DATA FOR ANALYSIS:

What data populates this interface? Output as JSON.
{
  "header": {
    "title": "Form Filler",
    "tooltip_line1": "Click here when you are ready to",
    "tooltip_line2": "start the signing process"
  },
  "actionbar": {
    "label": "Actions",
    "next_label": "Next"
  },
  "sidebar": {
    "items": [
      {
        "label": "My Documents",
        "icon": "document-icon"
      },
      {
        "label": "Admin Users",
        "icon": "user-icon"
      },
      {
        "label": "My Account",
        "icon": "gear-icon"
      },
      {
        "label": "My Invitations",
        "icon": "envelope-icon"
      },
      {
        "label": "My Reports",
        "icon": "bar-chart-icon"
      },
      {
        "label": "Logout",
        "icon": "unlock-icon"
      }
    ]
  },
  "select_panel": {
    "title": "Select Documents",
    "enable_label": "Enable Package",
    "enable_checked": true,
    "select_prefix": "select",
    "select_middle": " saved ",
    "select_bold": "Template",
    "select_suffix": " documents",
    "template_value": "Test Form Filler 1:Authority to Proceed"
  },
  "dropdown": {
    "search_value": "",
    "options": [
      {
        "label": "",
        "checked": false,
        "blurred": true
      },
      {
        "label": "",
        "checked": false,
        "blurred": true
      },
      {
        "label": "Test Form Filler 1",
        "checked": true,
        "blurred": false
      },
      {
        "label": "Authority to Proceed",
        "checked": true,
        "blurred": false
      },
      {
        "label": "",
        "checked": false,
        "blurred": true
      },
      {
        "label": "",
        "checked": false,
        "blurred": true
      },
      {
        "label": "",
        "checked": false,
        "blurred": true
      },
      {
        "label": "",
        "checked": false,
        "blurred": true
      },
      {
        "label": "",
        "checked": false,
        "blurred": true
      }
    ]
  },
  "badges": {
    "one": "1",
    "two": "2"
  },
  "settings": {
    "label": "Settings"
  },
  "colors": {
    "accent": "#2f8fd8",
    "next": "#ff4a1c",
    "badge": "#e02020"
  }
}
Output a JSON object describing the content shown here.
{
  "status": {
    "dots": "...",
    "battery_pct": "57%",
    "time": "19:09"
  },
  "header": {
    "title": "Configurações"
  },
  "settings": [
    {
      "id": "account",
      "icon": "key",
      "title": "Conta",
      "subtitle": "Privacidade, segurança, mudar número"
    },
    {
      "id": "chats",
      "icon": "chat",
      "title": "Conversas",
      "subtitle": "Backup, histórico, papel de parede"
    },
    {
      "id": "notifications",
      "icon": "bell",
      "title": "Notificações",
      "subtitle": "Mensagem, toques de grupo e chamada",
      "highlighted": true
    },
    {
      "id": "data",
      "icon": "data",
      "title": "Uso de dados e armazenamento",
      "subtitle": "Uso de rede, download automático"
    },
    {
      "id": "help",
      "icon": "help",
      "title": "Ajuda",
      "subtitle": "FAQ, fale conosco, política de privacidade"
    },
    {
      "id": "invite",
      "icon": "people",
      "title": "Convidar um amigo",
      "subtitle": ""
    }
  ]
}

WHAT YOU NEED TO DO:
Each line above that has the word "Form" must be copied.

RESPONSE TO THE EXERCISE:
    "title": "Form Filler",
    "template_value": "Test Form Filler 1:Authority to Proceed"
        "label": "Test Form Filler 1",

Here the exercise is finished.